How to grow this realisation is something we will be discussing further - and this goes wider to the entire open source community and it not something specific to OpenSSL.
Typical Chinese Engineering Work Days
Chinese engineers generally live a long way from the office (1-2 hour or longer journeys are common) and have to come into the office (it is rare to be able to work from home) and stay late in evening. Ending at 9pm is common. And catching up with friends and a social life seems to start around 10pm. Getting a 2am WeChat message is considered normal - nothing at all strange.
It wasn’t unusual for our host to have a full day’s work (full from our typical western point of view) and then after making sure we were heading to sleep in our rooms to then head out to catch up with friends and colleagues from the companies we had visited during the day. And then the next morning have to be up again early (very early from a Chinese engineer perspective) to make sure we had breakfast and were ready for the bus ride to whatever our destination was for the first visit of the day
Chinese Company Exhibits
The larger companies that we visited all have exhibition areas to show visitors what the company does (and how successful the company is). The larger the company the more focus there was on packing in maximum information into the exhibits. Having 20 separate displays was not unusual. These exhibits were clearly designed for both a Chinese audience and an English audience.
How many products, customers, engineers, and how much revenue and what problems the company products solve were on proud display. It was very interesting watching the reactions of the other team members who clearly hadn’t internalised the size and scope of China or the technical developments and achievements of Chinese companies. For me, having been exposed to Chinese companies before and experiencing the different scale at which they operate it was still a surprise - but much less so that to some of the others.

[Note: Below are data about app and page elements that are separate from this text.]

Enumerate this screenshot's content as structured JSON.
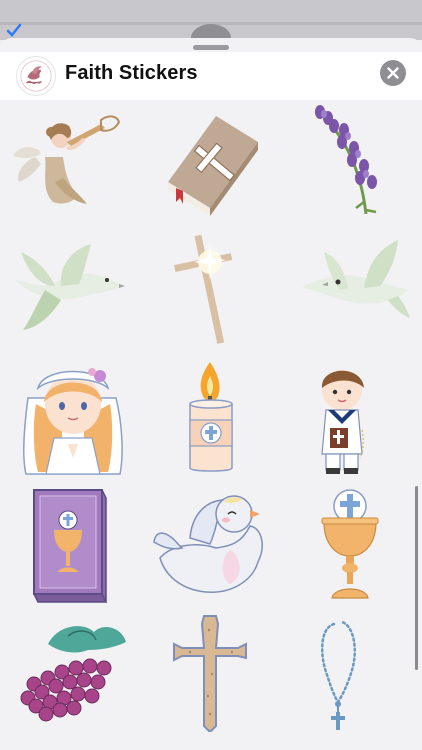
{
  "header": {
    "title": "Faith Stickers",
    "app_icon": "dove-olive-branch-icon",
    "close_icon": "close-icon"
  },
  "stickers": [
    {
      "name": "angel-trumpet"
    },
    {
      "name": "bible-with-cross"
    },
    {
      "name": "lavender-sprig"
    },
    {
      "name": "dove-flying-left"
    },
    {
      "name": "glowing-cross"
    },
    {
      "name": "dove-flying-right"
    },
    {
      "name": "communion-girl"
    },
    {
      "name": "candle-with-cross"
    },
    {
      "name": "communion-boy"
    },
    {
      "name": "purple-book-chalice"
    },
    {
      "name": "cute-dove"
    },
    {
      "name": "chalice-with-host"
    },
    {
      "name": "grapes"
    },
    {
      "name": "wooden-cross"
    },
    {
      "name": "rosary"
    }
  ],
  "colors": {
    "sheet_background": "#f2f2f4",
    "header_background": "#ffffff",
    "close_button": "#8e8e93"
  }
}
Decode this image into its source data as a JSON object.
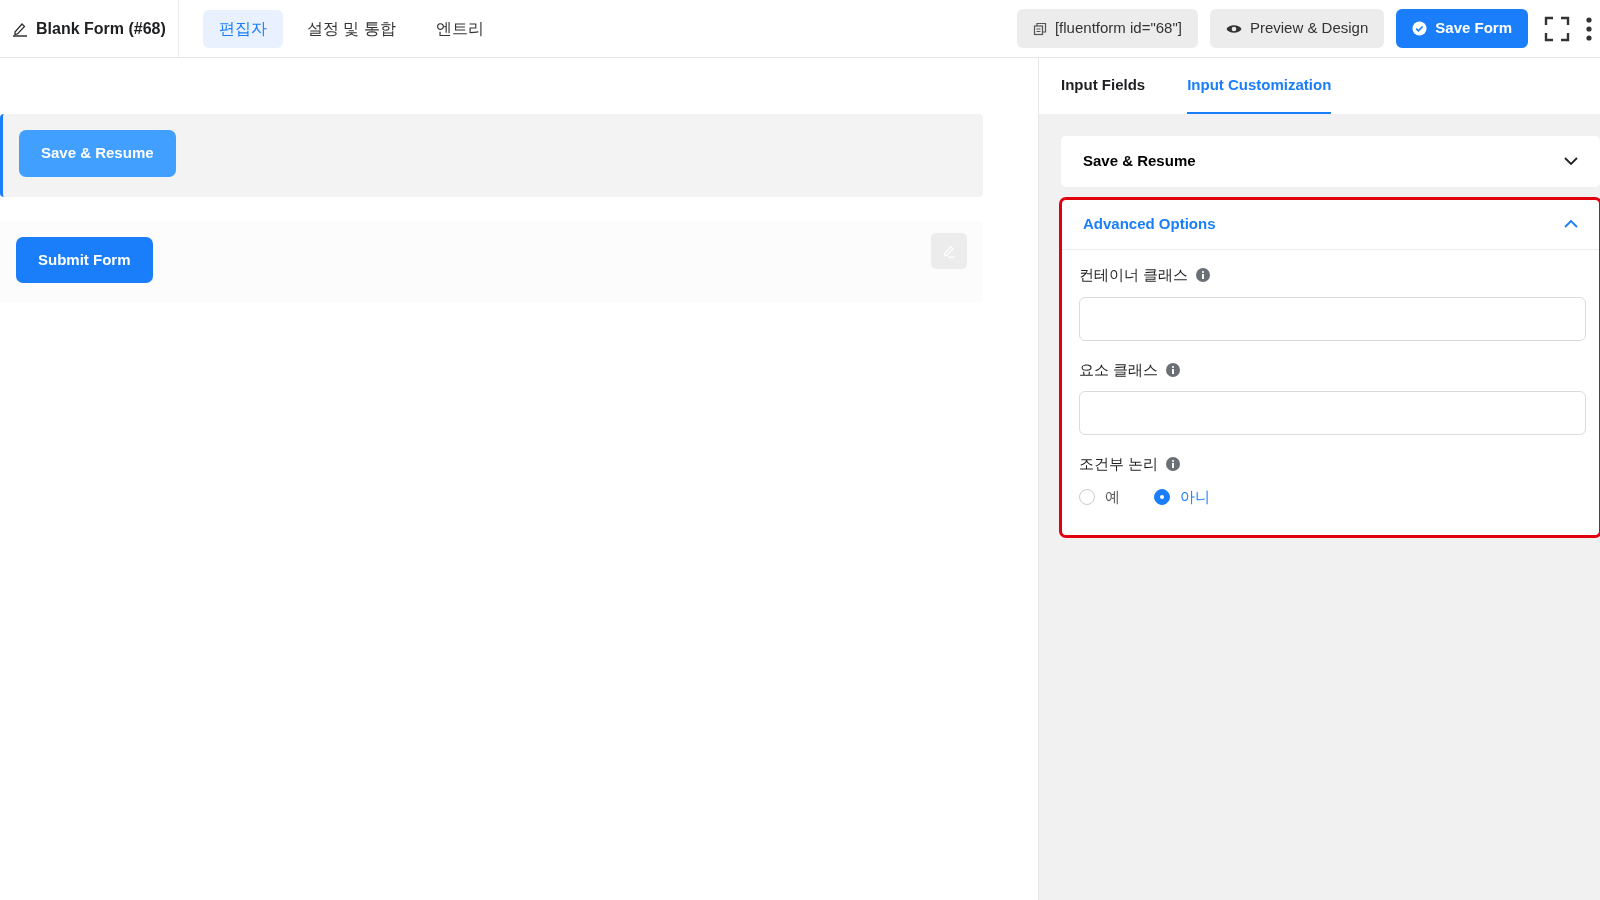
{
  "header": {
    "title": "Blank Form (#68)",
    "tabs": [
      {
        "label": "편집자",
        "selected": true
      },
      {
        "label": "설정 및 통합",
        "selected": false
      },
      {
        "label": "엔트리",
        "selected": false
      }
    ],
    "shortcode": "[fluentform id=\"68\"]",
    "preview_button": "Preview & Design",
    "save_button": "Save Form"
  },
  "canvas": {
    "fields": [
      {
        "kind": "save_resume",
        "label": "Save & Resume",
        "selected": true
      },
      {
        "kind": "submit",
        "label": "Submit Form",
        "selected": false
      }
    ]
  },
  "panel": {
    "tabs": [
      {
        "label": "Input Fields",
        "selected": false
      },
      {
        "label": "Input Customization",
        "selected": true
      }
    ],
    "sections": [
      {
        "title": "Save & Resume",
        "expanded": false,
        "highlighted": false
      },
      {
        "title": "Advanced Options",
        "expanded": true,
        "highlighted": true,
        "options": [
          {
            "kind": "text",
            "label": "컨테이너 클래스"
          },
          {
            "kind": "text",
            "label": "요소 클래스"
          },
          {
            "kind": "radio",
            "label": "조건부 논리",
            "choices": [
              {
                "label": "예",
                "selected": false
              },
              {
                "label": "아니",
                "selected": true
              }
            ]
          }
        ]
      }
    ]
  }
}
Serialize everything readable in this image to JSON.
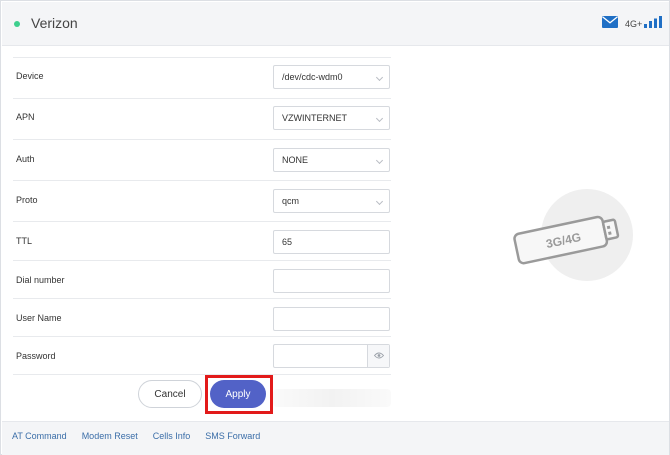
{
  "header": {
    "carrier": "Verizon",
    "network_type": "4G+",
    "status_color": "#3ecf8e",
    "icons": [
      "mail-icon",
      "signal-bars-icon"
    ]
  },
  "form": {
    "fields": [
      {
        "label": "Device",
        "type": "select",
        "value": "/dev/cdc-wdm0"
      },
      {
        "label": "APN",
        "type": "select",
        "value": "VZWINTERNET"
      },
      {
        "label": "Auth",
        "type": "select",
        "value": "NONE"
      },
      {
        "label": "Proto",
        "type": "select",
        "value": "qcm"
      },
      {
        "label": "TTL",
        "type": "text",
        "value": "65"
      },
      {
        "label": "Dial number",
        "type": "text",
        "value": ""
      },
      {
        "label": "User Name",
        "type": "text",
        "value": ""
      },
      {
        "label": "Password",
        "type": "password",
        "value": ""
      }
    ]
  },
  "actions": {
    "cancel_label": "Cancel",
    "apply_label": "Apply",
    "apply_color": "#5262c7",
    "highlight_color": "#e21a1a"
  },
  "illustration": {
    "label": "3G/4G",
    "icon": "usb-modem-icon"
  },
  "footer": {
    "links": [
      "AT Command",
      "Modem Reset",
      "Cells Info",
      "SMS Forward"
    ]
  }
}
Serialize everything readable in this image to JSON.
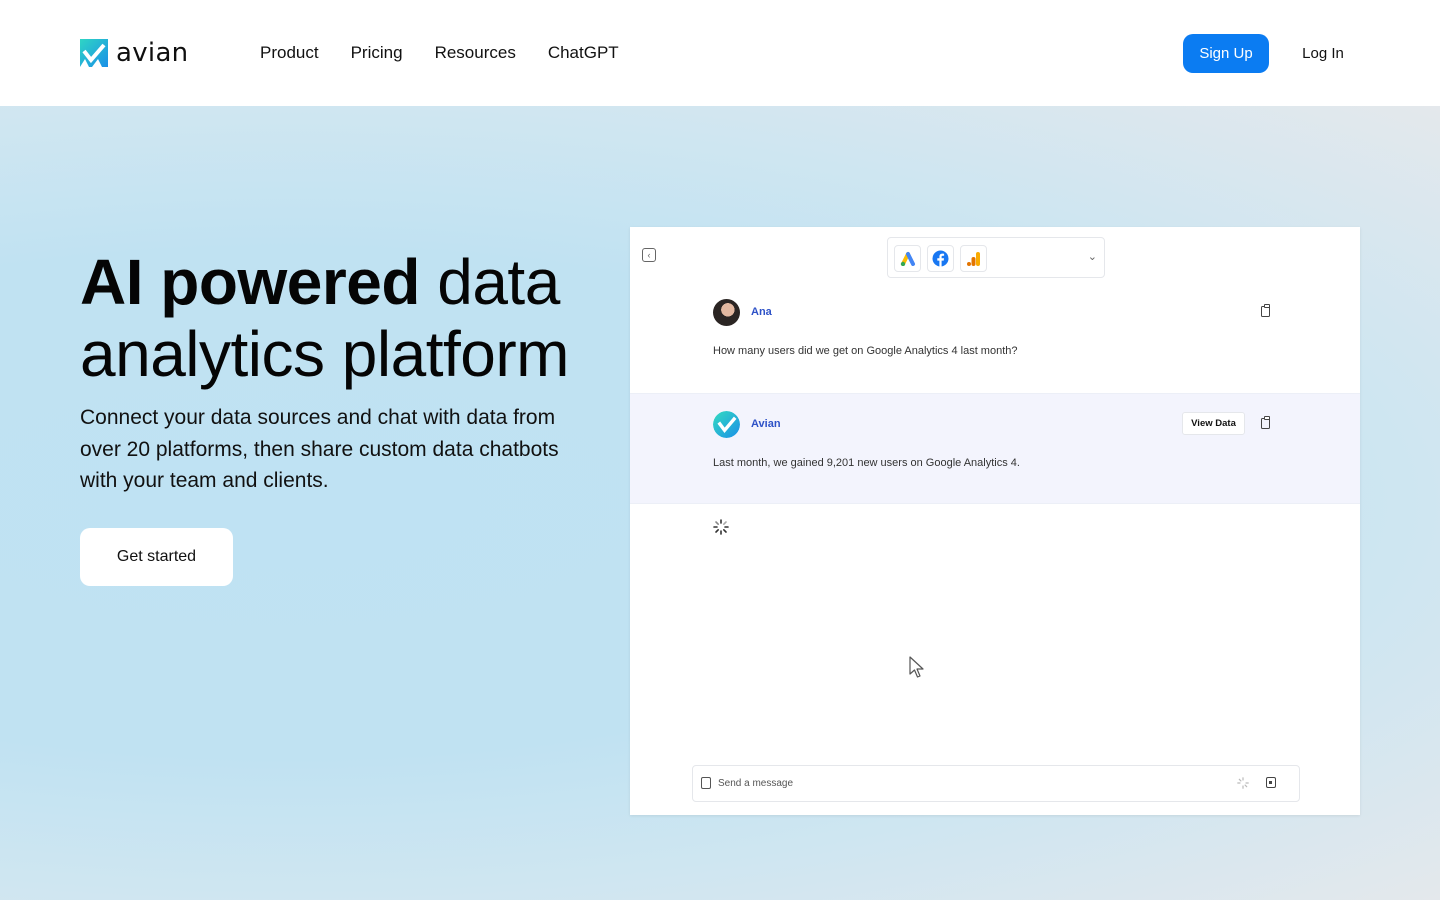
{
  "brand": {
    "name": "avian",
    "accent": "#0b7cf2"
  },
  "nav": {
    "items": [
      {
        "label": "Product"
      },
      {
        "label": "Pricing"
      },
      {
        "label": "Resources"
      },
      {
        "label": "ChatGPT"
      }
    ],
    "signup_label": "Sign Up",
    "login_label": "Log In"
  },
  "hero": {
    "headline_bold": "AI powered",
    "headline_rest": " data analytics platform",
    "subtext": "Connect your data sources and chat with data from over 20 platforms, then share custom data chatbots with your team and clients.",
    "cta_label": "Get started"
  },
  "preview": {
    "sources": [
      {
        "icon": "google-ads-icon"
      },
      {
        "icon": "facebook-icon"
      },
      {
        "icon": "google-analytics-icon"
      }
    ],
    "messages": [
      {
        "sender": "Ana",
        "text": "How many users did we get on Google Analytics 4 last month?"
      },
      {
        "sender": "Avian",
        "text": "Last month, we gained 9,201 new users on Google Analytics 4.",
        "action_label": "View Data"
      }
    ],
    "composer_placeholder": "Send a message"
  }
}
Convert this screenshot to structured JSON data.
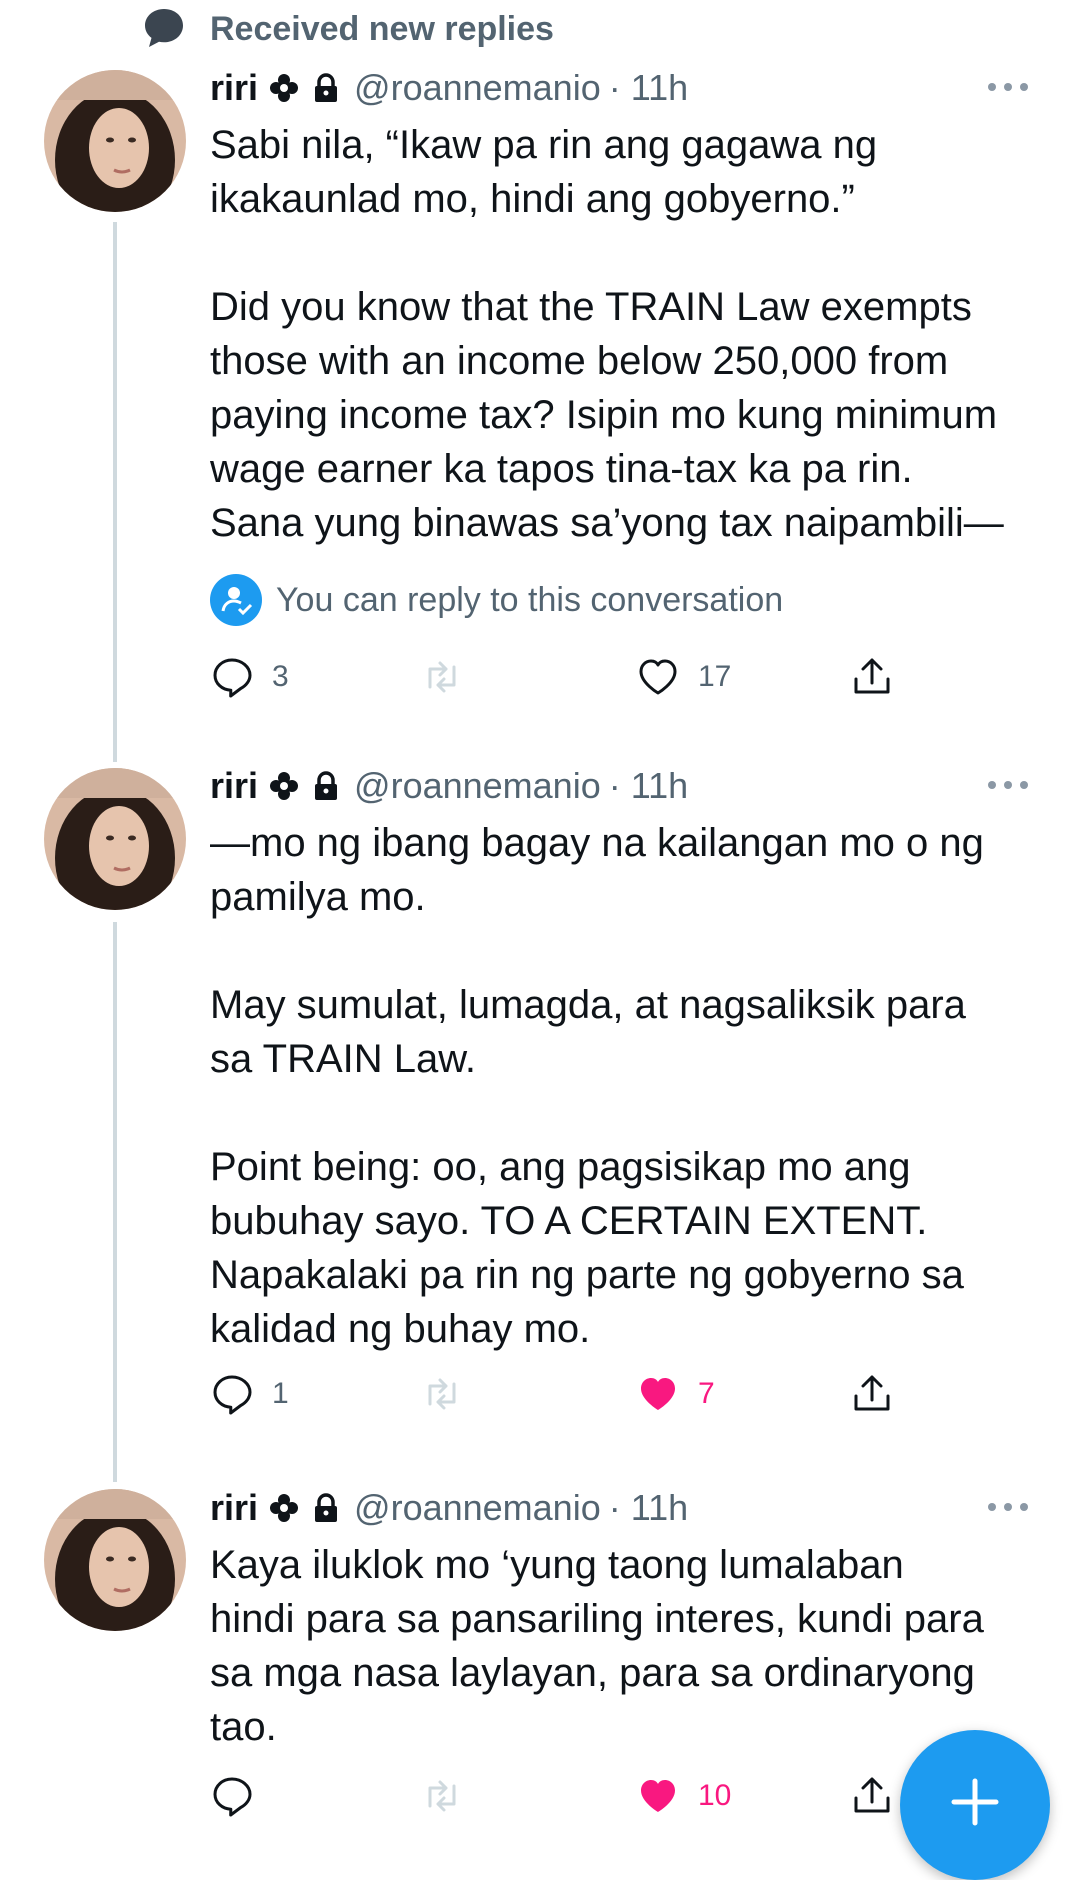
{
  "banner": {
    "text": "Received new replies",
    "icon": "speech-bubble-icon"
  },
  "tweets": [
    {
      "name": "riri",
      "badges": [
        "flower-icon",
        "lock-icon"
      ],
      "handle": "@roannemanio",
      "time": "· 11h",
      "paragraphs": [
        "Sabi nila, “Ikaw pa rin ang gagawa ng\nikakaunlad mo, hindi ang gobyerno.”",
        "Did you know that the TRAIN Law exempts\nthose with an income below 250,000 from\npaying income tax? Isipin mo kung minimum\nwage earner ka tapos tina-tax ka pa rin.\nSana yung binawas sa’yong tax naipambili—"
      ],
      "reply_note": "You can reply to this conversation",
      "reply_count": "3",
      "retweet_count": "",
      "like_count": "17",
      "liked": false
    },
    {
      "name": "riri",
      "badges": [
        "flower-icon",
        "lock-icon"
      ],
      "handle": "@roannemanio",
      "time": "· 11h",
      "paragraphs": [
        "—mo ng ibang bagay na kailangan mo o ng\npamilya mo.",
        "May sumulat, lumagda, at nagsaliksik para\nsa TRAIN Law.",
        "Point being: oo, ang pagsisikap mo ang\nbubuhay sayo. TO A CERTAIN EXTENT.\nNapakalaki pa rin ng parte ng gobyerno sa\nkalidad ng buhay mo."
      ],
      "reply_count": "1",
      "retweet_count": "",
      "like_count": "7",
      "liked": true
    },
    {
      "name": "riri",
      "badges": [
        "flower-icon",
        "lock-icon"
      ],
      "handle": "@roannemanio",
      "time": "· 11h",
      "paragraphs": [
        "Kaya iluklok mo ‘yung  taong lumalaban\nhindi para sa pansariling interes, kundi para\nsa mga nasa laylayan, para sa ordinaryong\ntao."
      ],
      "reply_count": "",
      "retweet_count": "",
      "like_count": "10",
      "liked": true
    }
  ],
  "fab": {
    "icon": "plus-icon"
  },
  "colors": {
    "accent": "#1d9bf0",
    "like": "#f91880",
    "secondary_text": "#536471",
    "thread_line": "#cfd9de"
  }
}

Open Source Presentation Day
On the Saturday (selected so that it would be easier for engineers to attend), we had a half-day presentation session. We will post the presentations in a week or two, once we are sure we have all the final presentations from both the team members and the two local speakers.
There have already been at least three articles written based on the interviews with Paul Yang from BaishanCloud, Tim Hudson, and Steve Marquess from the OpenSSL team. We expect there will be many more.
We experienced the beautiful lakes, trees, forests, temples, art and even some music. We climbed up ancient steps, walked through buildings made long ago, and listened to stories from another century. None of this was why we came to China - but we are all grateful for the experiences that our hosts provided us and the thinking and planning that clearly went into the visit.
We all took photos - ranging from the professional camera equipment (Richard) to the cheapest phone money can buy with a tiny little screen (Steve) to the range of different smartphones the rest of us (Matt, Rich and myself) use on a daily basis. When Richard’s camera ran out of battery he switched to his phone and kept taking photos. We have so many amazing photos that will help us all remember this experience for years to come.
I have made new friends on this trip - friends that I plan to stay in touch with now that I know what the “right” way to communicate that works when talking with China based engineers. The tools and language may be different - but there is enough in common with the goals and aspirations that we can all work together.